■ **WHAT YOU WILL DO**:
Produce the tally of lines in the material below that hold "INFO", without anything else.

____ RECORDS FOR THE TASK

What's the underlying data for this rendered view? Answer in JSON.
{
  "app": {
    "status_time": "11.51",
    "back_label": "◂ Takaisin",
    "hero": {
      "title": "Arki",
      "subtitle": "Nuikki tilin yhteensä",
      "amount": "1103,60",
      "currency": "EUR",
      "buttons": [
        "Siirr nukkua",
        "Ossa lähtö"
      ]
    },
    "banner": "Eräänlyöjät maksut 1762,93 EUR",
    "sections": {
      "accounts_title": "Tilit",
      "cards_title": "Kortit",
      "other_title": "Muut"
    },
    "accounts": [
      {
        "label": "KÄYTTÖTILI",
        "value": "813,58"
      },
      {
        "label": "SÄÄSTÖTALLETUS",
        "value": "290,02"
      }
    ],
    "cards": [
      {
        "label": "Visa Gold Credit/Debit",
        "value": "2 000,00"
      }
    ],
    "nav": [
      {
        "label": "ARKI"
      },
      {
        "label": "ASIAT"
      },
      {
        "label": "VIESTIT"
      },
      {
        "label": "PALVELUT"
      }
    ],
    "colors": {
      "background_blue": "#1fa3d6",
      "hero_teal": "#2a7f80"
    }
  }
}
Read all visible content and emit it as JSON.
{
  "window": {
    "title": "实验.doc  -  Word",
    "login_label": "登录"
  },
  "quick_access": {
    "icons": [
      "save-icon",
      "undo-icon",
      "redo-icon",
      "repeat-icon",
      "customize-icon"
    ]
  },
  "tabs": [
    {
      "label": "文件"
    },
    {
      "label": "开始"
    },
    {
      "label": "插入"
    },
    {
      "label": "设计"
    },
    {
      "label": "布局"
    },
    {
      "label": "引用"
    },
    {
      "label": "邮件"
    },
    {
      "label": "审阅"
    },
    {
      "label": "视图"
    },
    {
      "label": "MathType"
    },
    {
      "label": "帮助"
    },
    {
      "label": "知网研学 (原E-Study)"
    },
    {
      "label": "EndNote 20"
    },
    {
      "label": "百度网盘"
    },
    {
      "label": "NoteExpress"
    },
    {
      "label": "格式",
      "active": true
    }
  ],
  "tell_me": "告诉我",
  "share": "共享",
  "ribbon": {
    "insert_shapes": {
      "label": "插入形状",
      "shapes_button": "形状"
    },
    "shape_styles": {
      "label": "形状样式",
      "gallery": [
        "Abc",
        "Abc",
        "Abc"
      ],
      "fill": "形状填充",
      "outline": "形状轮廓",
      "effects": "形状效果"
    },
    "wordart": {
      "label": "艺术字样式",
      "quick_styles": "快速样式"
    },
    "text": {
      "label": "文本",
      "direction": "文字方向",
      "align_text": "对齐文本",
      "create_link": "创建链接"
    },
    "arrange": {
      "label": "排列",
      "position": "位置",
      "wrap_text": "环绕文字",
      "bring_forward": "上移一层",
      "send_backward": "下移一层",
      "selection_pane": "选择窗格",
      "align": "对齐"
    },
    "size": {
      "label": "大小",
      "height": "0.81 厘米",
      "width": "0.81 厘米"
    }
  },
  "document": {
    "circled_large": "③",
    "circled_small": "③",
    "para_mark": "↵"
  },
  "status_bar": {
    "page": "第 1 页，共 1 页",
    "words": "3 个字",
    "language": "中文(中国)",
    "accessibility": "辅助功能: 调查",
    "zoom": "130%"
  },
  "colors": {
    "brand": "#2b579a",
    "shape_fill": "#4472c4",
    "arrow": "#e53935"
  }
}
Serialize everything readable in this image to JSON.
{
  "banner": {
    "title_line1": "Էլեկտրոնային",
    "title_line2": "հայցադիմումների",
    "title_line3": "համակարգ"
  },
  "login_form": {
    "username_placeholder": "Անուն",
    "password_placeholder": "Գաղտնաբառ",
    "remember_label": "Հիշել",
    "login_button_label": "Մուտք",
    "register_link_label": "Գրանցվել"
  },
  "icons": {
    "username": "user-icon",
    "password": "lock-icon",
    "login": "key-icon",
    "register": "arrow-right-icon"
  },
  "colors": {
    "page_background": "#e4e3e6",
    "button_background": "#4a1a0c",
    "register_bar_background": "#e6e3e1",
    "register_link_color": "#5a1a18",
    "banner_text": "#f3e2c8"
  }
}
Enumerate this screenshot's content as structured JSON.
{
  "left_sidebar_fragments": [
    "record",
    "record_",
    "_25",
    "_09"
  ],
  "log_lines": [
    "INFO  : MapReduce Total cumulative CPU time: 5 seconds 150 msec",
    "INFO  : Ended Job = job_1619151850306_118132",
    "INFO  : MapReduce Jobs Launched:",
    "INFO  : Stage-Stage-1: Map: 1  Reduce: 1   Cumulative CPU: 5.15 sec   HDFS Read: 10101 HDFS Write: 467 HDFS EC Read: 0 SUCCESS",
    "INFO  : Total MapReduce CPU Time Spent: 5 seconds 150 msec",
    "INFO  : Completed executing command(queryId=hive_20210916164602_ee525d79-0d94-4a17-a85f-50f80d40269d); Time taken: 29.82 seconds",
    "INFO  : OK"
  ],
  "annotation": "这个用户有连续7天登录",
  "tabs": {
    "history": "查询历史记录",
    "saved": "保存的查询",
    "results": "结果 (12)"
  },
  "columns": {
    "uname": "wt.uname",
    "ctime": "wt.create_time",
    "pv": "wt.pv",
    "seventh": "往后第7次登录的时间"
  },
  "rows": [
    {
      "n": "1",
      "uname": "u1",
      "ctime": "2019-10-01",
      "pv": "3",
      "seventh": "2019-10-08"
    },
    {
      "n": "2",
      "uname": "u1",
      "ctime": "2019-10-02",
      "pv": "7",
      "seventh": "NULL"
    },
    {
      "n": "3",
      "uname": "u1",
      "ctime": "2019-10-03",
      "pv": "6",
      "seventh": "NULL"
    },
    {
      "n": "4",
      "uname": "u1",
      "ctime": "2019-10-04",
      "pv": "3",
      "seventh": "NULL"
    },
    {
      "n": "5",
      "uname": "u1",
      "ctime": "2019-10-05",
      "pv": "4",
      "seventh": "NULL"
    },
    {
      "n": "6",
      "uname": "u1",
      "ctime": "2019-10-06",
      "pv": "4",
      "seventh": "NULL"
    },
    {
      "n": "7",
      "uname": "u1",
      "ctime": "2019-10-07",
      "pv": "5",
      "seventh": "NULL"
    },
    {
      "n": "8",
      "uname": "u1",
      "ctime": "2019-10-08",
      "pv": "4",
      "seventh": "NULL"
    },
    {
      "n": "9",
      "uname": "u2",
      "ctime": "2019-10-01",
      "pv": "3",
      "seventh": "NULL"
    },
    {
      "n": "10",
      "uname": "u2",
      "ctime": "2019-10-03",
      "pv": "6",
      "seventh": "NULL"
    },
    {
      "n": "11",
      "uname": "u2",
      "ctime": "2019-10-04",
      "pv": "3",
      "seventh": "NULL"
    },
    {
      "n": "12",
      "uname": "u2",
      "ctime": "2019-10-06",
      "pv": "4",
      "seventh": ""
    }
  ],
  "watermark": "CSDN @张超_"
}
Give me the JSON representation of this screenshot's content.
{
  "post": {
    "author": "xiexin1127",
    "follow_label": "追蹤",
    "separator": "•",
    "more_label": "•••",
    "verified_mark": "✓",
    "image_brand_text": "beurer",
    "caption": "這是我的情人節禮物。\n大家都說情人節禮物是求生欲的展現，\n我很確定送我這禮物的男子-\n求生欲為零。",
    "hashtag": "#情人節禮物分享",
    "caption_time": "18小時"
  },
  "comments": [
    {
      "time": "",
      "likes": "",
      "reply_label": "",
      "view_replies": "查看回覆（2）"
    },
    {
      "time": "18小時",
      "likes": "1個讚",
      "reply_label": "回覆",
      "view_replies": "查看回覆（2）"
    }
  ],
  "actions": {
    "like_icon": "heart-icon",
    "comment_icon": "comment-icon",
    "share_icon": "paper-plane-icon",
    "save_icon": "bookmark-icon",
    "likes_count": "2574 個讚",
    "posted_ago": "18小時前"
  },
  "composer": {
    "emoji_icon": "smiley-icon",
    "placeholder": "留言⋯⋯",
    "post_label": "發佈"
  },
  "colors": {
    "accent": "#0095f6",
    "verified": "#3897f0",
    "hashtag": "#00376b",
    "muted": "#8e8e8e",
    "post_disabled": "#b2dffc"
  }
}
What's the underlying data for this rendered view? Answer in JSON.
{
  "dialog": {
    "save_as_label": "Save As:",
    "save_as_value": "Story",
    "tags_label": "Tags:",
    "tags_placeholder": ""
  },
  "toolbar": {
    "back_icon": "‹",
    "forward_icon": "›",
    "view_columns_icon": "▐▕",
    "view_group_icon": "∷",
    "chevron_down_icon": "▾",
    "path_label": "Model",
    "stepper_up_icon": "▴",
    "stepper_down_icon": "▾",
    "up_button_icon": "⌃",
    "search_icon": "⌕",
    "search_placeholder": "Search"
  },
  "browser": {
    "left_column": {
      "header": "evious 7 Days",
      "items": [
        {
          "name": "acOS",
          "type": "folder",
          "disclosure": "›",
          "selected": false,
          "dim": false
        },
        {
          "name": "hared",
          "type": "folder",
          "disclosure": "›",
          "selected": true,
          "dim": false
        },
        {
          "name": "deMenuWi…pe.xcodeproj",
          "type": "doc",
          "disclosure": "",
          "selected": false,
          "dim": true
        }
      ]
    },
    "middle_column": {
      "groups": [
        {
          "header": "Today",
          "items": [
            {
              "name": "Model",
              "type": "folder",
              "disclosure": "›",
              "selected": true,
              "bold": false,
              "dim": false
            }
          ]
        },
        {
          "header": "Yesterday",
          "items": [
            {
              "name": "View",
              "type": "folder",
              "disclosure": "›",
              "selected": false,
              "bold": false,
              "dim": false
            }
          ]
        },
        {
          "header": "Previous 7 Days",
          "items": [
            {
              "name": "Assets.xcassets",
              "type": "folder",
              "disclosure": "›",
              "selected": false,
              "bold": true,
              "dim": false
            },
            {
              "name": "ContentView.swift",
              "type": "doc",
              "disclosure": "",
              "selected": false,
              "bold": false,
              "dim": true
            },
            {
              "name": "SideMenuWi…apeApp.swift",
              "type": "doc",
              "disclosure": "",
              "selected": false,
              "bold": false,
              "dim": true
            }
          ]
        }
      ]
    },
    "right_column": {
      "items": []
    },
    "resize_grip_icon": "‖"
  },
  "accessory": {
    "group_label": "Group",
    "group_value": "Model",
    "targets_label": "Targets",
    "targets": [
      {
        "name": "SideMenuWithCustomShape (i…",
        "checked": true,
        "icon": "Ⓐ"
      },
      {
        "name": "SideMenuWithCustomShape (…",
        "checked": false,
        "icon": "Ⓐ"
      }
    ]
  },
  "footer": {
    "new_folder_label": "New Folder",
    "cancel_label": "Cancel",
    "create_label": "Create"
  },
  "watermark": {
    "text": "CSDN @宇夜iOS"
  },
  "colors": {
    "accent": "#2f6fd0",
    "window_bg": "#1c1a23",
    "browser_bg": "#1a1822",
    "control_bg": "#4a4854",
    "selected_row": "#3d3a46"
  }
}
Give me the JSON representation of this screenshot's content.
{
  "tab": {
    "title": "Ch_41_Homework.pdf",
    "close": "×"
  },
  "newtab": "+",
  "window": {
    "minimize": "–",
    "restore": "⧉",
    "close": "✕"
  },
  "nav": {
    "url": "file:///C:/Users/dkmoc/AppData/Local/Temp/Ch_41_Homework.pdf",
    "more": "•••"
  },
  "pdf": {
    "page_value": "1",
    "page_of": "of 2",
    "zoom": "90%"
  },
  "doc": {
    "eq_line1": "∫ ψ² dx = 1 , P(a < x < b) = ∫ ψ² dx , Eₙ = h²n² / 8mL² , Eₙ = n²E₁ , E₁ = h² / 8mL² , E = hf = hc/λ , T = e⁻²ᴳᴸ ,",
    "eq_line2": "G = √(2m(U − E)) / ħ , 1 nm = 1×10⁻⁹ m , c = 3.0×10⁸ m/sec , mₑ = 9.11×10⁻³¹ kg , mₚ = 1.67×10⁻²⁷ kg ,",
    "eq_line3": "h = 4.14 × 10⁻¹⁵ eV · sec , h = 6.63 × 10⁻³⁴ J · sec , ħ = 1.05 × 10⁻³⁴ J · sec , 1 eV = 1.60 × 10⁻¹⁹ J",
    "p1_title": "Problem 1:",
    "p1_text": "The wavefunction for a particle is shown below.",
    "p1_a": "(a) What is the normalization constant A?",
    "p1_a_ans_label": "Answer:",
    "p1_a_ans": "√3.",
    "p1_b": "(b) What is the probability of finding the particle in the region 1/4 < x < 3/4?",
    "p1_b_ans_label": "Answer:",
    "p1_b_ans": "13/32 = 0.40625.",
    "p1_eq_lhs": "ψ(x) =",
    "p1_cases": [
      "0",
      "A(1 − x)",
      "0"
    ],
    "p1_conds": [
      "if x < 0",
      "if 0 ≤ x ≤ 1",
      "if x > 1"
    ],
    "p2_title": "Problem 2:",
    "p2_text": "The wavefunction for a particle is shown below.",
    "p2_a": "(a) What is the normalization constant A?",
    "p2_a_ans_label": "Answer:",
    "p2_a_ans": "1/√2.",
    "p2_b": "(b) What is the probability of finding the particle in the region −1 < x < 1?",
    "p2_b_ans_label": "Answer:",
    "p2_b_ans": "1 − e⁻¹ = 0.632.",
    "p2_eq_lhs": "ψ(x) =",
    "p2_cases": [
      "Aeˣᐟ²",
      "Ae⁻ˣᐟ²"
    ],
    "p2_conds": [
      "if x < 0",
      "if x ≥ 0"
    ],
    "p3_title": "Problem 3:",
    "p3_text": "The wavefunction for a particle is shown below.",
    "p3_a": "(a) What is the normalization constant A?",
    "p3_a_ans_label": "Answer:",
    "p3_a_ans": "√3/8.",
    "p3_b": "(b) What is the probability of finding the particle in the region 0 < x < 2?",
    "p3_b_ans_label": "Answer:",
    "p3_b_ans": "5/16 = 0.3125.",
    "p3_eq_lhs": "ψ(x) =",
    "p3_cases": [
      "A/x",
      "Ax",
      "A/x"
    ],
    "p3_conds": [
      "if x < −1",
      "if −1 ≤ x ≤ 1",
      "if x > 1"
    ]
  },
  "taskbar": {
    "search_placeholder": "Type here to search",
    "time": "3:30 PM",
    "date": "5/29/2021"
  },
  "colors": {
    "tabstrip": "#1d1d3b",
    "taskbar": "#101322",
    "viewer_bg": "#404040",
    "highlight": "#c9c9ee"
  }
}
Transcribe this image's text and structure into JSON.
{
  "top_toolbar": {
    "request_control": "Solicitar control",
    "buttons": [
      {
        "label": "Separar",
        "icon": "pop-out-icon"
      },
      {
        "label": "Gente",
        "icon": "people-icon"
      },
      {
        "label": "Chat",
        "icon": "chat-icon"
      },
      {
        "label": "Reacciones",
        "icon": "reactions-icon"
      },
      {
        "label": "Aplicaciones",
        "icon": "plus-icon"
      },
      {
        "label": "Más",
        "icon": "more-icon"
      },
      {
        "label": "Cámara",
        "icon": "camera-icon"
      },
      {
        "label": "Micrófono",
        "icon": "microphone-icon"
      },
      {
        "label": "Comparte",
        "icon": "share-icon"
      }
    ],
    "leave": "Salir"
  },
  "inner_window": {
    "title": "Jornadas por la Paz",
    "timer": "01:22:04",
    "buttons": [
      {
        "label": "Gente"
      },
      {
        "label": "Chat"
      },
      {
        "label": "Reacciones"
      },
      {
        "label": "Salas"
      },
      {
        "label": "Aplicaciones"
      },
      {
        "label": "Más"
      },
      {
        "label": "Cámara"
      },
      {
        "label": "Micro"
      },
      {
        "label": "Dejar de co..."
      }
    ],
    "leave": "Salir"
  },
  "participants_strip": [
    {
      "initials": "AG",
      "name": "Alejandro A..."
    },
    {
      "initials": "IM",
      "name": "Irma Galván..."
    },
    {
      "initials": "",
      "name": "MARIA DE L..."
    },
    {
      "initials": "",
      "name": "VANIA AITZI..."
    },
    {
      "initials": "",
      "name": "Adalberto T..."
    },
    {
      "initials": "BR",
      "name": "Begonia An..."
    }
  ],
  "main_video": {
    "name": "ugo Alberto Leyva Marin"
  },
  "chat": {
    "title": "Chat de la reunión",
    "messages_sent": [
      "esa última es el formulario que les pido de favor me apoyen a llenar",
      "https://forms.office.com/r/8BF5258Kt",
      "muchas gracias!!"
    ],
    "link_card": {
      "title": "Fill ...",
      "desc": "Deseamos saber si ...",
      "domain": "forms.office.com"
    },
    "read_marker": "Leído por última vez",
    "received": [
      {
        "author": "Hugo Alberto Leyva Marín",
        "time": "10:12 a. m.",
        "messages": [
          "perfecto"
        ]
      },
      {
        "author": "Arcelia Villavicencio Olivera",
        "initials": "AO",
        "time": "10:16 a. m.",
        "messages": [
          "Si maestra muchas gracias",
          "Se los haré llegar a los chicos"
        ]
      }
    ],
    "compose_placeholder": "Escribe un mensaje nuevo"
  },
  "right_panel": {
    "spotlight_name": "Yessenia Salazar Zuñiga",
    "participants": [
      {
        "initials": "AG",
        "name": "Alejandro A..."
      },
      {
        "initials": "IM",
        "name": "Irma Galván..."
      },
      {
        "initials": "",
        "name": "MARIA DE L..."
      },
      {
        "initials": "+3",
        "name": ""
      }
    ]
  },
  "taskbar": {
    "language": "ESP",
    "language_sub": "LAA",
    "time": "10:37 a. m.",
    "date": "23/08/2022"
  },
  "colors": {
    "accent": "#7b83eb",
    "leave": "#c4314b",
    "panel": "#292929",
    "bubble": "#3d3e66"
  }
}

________

■ **WRITTEN SOLUTION**:
7